No matter how much great-tasting healthy food I eat, I never crave it like I crave junk food: chocolate, hot chips, ice cream, potato/corn chips. Why does stuff that tastes so good have to be bad for you?? (I know there are healthier versions of all these items, but I don’t crave those versions either!) Naturally, you don’t have to be a health-food Nazi to live simply, but I suppose as you start living ethically, all these things follow suit as it seems that so many of the companies that produce junk food are also unethical in their business practices (I wonder why this is? No really, I want to know why!).
I got a craving tonight for ice cream. I told myself that I could supplant this need with salt & vinegar chips if the ice cream was unattainable. It was 10:30pm. I had my car keys in hand and I thought “what are you doing? You don’t need this right now, at this time of night. And, all the companies who make what I want are evil!” I was so very right! Sitting down at the computer and looking online (ah, the Internet, how I love thee…), I found that my second ice cream choice, a McDonalds hot fudge sundae, comes from a company voted several times as the world’s most unethical company. From destroying rainforest to building farms for their cattle to illegally underpaying staff, they are a wasteful and shameful company from a respectable business point of view. I knew their food was fatty and unhealthy, but this will seal the deal for me never going there again.
My first ice cream choice, Streets’ Magnum series, I found listed in the great iPhone app “Shop Ethical!” which is a searchable database that tells you all about most food products sold in Australia and rates them for their ethical behavior. Streets is a Unilever subsidiary, and Unilever have a poor ethical score due to animal testing and human rights issues, and generally poor ethical practices, shameful for one of the largest companies in the world.

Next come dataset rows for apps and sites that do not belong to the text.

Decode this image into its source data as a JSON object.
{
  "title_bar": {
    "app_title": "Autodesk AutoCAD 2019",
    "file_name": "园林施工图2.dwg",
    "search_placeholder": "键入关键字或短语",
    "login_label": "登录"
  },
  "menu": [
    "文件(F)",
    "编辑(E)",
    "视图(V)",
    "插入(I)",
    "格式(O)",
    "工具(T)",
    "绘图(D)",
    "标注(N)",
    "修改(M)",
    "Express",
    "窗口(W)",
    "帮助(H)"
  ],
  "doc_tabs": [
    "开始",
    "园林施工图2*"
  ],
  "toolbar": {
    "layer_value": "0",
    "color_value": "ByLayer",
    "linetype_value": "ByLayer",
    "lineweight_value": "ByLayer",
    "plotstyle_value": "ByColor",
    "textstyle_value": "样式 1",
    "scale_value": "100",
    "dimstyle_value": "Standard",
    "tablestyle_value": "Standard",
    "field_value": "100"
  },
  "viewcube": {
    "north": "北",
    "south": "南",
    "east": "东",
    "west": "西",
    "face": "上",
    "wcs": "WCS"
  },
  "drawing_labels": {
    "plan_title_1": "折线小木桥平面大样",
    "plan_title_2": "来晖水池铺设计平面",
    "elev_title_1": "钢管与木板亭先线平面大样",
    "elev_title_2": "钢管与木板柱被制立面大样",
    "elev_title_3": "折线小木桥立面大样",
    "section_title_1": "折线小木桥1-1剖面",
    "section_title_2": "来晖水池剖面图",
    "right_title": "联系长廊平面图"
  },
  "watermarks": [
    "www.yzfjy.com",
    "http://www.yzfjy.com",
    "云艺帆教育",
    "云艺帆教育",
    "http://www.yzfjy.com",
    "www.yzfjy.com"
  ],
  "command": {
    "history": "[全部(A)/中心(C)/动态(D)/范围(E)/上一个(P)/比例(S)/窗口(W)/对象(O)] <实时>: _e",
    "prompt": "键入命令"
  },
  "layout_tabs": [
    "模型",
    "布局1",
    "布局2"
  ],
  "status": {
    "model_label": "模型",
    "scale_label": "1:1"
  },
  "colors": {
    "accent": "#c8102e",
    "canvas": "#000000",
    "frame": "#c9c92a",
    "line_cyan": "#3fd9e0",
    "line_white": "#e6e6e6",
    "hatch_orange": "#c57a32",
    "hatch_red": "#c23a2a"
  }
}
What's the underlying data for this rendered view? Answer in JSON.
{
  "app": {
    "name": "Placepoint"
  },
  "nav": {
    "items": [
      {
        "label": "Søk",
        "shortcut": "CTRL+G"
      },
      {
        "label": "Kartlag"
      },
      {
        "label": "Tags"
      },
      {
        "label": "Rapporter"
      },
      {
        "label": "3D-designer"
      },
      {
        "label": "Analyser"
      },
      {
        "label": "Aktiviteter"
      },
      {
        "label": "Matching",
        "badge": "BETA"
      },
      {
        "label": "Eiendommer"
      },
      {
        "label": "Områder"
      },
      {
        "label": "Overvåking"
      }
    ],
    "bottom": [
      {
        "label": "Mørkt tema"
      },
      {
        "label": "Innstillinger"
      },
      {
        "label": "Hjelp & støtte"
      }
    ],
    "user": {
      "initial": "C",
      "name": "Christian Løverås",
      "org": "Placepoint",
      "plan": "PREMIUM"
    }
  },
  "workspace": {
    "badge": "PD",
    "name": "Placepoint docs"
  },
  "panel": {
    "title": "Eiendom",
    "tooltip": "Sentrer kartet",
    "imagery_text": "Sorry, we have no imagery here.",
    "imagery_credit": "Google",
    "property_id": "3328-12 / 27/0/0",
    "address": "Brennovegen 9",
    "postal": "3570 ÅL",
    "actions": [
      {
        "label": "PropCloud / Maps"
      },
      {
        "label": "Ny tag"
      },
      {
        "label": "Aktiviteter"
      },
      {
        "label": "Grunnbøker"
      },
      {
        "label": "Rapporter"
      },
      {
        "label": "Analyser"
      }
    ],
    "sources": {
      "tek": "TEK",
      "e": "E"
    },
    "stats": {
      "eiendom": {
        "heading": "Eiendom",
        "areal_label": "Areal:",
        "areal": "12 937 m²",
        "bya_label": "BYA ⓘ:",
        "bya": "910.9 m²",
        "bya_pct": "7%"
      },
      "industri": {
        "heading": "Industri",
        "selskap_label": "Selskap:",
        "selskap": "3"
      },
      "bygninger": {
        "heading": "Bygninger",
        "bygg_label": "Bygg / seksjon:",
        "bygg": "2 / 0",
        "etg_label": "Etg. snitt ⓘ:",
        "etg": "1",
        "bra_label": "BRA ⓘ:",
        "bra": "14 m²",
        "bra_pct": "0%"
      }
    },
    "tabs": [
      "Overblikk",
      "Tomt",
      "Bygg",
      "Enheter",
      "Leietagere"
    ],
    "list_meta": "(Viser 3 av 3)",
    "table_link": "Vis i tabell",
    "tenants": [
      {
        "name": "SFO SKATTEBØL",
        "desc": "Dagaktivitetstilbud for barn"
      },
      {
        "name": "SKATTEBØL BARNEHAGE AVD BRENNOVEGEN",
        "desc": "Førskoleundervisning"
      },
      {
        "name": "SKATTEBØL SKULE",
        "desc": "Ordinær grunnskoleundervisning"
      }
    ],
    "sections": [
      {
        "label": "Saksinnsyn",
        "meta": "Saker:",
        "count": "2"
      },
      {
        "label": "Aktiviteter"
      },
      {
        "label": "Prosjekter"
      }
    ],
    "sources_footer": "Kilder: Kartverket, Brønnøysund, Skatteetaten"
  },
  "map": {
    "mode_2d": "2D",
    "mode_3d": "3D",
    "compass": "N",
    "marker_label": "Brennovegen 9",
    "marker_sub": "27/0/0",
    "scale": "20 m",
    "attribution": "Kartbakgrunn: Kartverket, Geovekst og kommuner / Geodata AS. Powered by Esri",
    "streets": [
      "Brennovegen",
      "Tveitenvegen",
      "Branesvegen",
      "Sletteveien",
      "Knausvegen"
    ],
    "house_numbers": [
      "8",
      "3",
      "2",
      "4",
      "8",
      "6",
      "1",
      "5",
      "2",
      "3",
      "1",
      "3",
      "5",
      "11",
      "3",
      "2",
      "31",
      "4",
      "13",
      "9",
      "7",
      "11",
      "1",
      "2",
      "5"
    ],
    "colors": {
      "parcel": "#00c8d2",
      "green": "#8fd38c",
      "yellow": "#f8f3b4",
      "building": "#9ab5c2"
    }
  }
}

The backup plan of potato chips would have either come from Doritos (owned by Pepsico who sit near the bottom of several responsible shopping guides and ethiscores; though I could’ve gone with CC’s who get a decent score) or salt n’ vinegar ones from Smiths (also Pepsico; Samboy or Kettle would be ok). There are some alternatives to the unethical companies but you have to know who is owned by whom. For example, between the infamously dubious Nestlé, Mars and Kraft companies, there are hundreds of subsidiaries that you probably don’t realise have these irresponsible umbrella groups controlling them. When I was looking for dog food in Coles today, every single bag of dry food was owned under Mars & Nestlé even though there were all of: Purina, Lucky Dog, One, Beneful, Pedigree, Pal, Chum, My Dog, Good-o, Optimum and Supercoat. In addition to boycotting these companies, best to write the producers and suppliers and tell them what you think as it’s the only way they’ll know that we want some change to take place. I wrote Coles today to tell them this.
Anyway, at the end of it all, I safely convinced myself that I was doing the right thing by denying myself of these treats (which in itself is very good practice) and instead had some fresh bread dipped in balsamic vinegar & fresh, local olive oil. ‘Twas tasty for my tum too; better yet, it was tasty for my conscience! 🙂